- _Task requirements_
Give back nothing but the number of lines in these entries that contain the word "JSON".

- _Materials provided_
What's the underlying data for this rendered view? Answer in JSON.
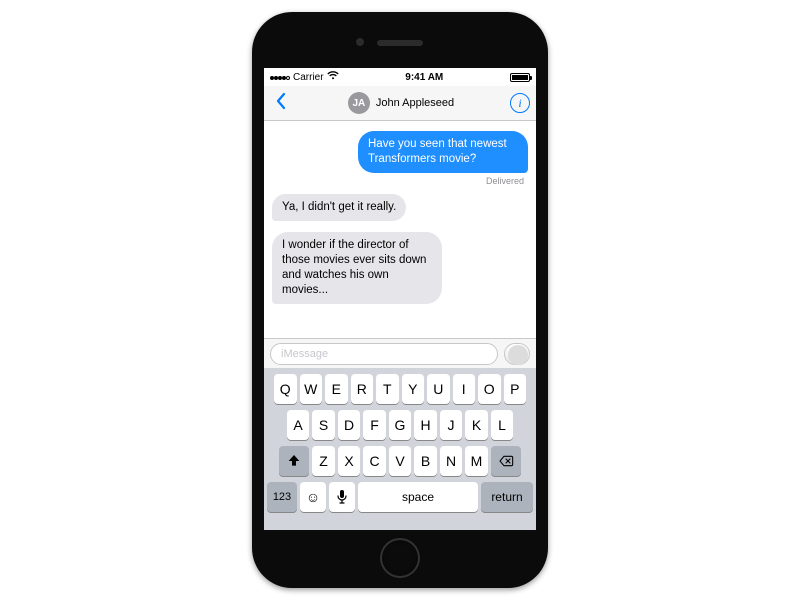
{
  "statusbar": {
    "carrier": "Carrier",
    "time": "9:41 AM"
  },
  "header": {
    "contact_initials": "JA",
    "contact_name": "John Appleseed"
  },
  "messages": {
    "m0": "Have you seen that newest Transformers movie?",
    "m0_status": "Delivered",
    "m1": "Ya, I didn't get it really.",
    "m2": "I wonder if the director of those movies ever sits down and watches his own movies..."
  },
  "input": {
    "placeholder": "iMessage"
  },
  "keyboard": {
    "row1": [
      "Q",
      "W",
      "E",
      "R",
      "T",
      "Y",
      "U",
      "I",
      "O",
      "P"
    ],
    "row2": [
      "A",
      "S",
      "D",
      "F",
      "G",
      "H",
      "J",
      "K",
      "L"
    ],
    "row3": [
      "Z",
      "X",
      "C",
      "V",
      "B",
      "N",
      "M"
    ],
    "numkey": "123",
    "space": "space",
    "return": "return"
  }
}
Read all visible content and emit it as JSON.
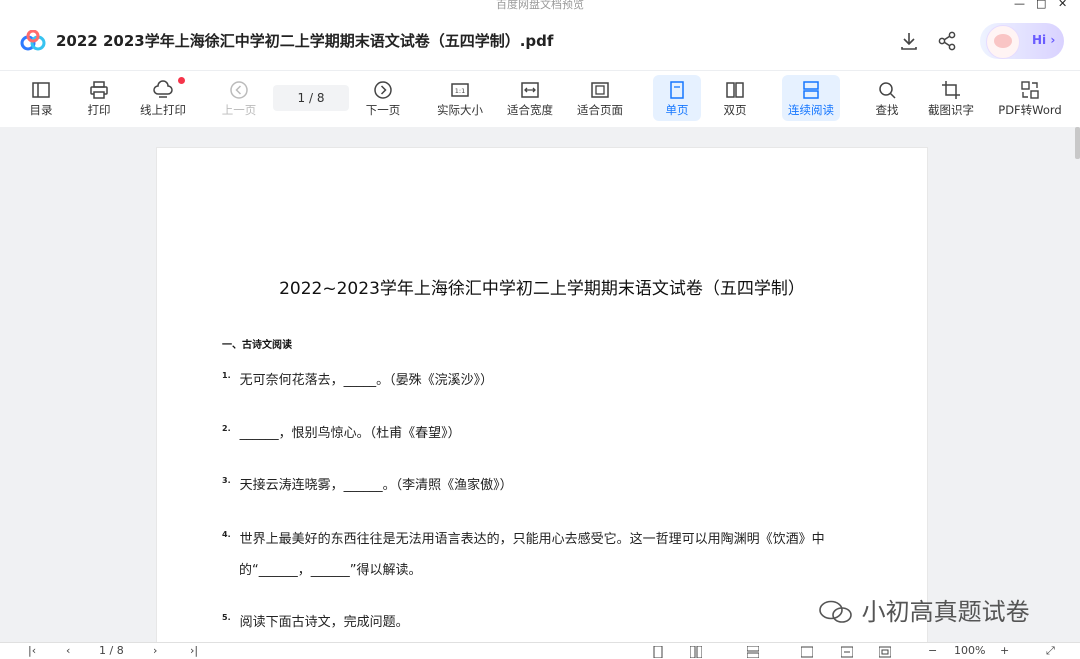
{
  "window": {
    "title": "百度网盘文档预览"
  },
  "header": {
    "title": "2022 2023学年上海徐汇中学初二上学期期末语文试卷（五四学制）.pdf",
    "hi_label": "Hi ›"
  },
  "toolbar": {
    "items": [
      {
        "label": "目录",
        "icon": "toc-icon"
      },
      {
        "label": "打印",
        "icon": "printer-icon"
      },
      {
        "label": "线上打印",
        "icon": "cloud-print-icon"
      },
      {
        "label": "上一页",
        "icon": "prev-page-icon"
      },
      {
        "label": "下一页",
        "icon": "next-page-icon"
      },
      {
        "label": "实际大小",
        "icon": "actual-size-icon"
      },
      {
        "label": "适合宽度",
        "icon": "fit-width-icon"
      },
      {
        "label": "适合页面",
        "icon": "fit-page-icon"
      },
      {
        "label": "单页",
        "icon": "single-page-icon"
      },
      {
        "label": "双页",
        "icon": "double-page-icon"
      },
      {
        "label": "连续阅读",
        "icon": "continuous-read-icon"
      },
      {
        "label": "查找",
        "icon": "search-icon"
      },
      {
        "label": "截图识字",
        "icon": "screenshot-ocr-icon"
      },
      {
        "label": "PDF转Word",
        "icon": "pdf-to-word-icon"
      }
    ],
    "page_indicator": "1 / 8"
  },
  "document": {
    "title": "2022~2023学年上海徐汇中学初二上学期期末语文试卷（五四学制）",
    "section": "一、古诗文阅读",
    "questions": [
      {
        "num": "1.",
        "text": "无可奈何花落去，_____。（晏殊《浣溪沙》）"
      },
      {
        "num": "2.",
        "text": "______，恨别鸟惊心。（杜甫《春望》）"
      },
      {
        "num": "3.",
        "text": "天接云涛连晓雾，______。（李清照《渔家傲》）"
      },
      {
        "num": "4.",
        "text": "世界上最美好的东西往往是无法用语言表达的，只能用心去感受它。这一哲理可以用陶渊明《饮酒》中",
        "text2": "的“______，______”得以解读。"
      },
      {
        "num": "5.",
        "text": "阅读下面古诗文，完成问题。"
      }
    ]
  },
  "watermark": {
    "text": "小初高真题试卷"
  },
  "statusbar": {
    "page": "1 / 8",
    "zoom": "100%",
    "minus": "−",
    "plus": "+"
  },
  "colors": {
    "accent": "#1677ff",
    "active_bg": "#e6f1ff",
    "badge": "#f5344a"
  }
}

- _Answer below_
2